Diamond Sharp’s Super Sad Black Girl is a love letter to her hometown of Chicago, where her speaker finds solace and community with her literary idols in the hopes of answering the question: What does it look like when Black women are free?
Lorraine Hansberry and Gwendolyn Brooks appear throughout, counseling the speaker as she navigates her own depression and exploratory questions about the “Other Side,” as do Sandra Bland, Rekia Boyd, and other Black women who have been murdered by police violence.
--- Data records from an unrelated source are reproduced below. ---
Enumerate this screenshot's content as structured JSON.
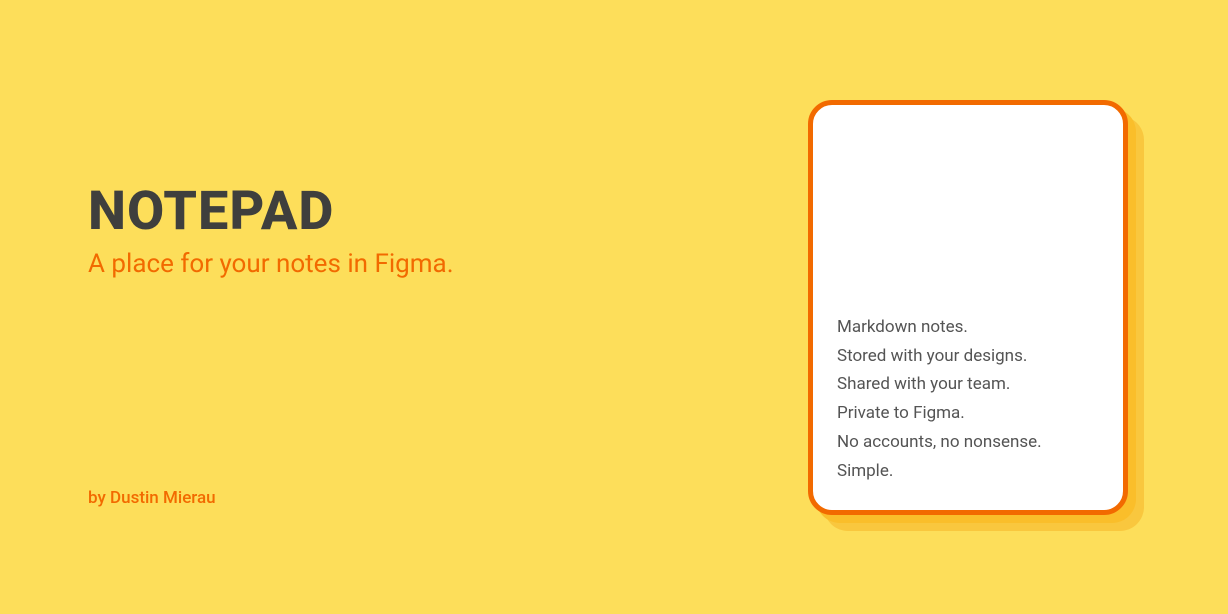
{
  "hero": {
    "title": "NOTEPAD",
    "subtitle": "A place for your notes in Figma.",
    "author": "by Dustin Mierau"
  },
  "card": {
    "lines": [
      "Markdown notes.",
      "Stored with your designs.",
      "Shared with your team.",
      "Private to Figma.",
      "No accounts, no nonsense.",
      "Simple."
    ]
  }
}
Sharp’s poetry is self-assured, playful, and imaginative, reminiscent of Langston Hughes with its precision and brevity. The book explores purgatorial, in-between spaces that the speaker occupies, as she struggles to find a place, a time, where she can live safely and freely. With her skillful use of repetition, particularly with her series of concrete poems, lines and voices echo across the book so the reader, too, feels suspended within Sharp’s lyric moments. Super Sad Black Girl is a compassionate and ethereal depiction of mental illness from a promising and powerful poet.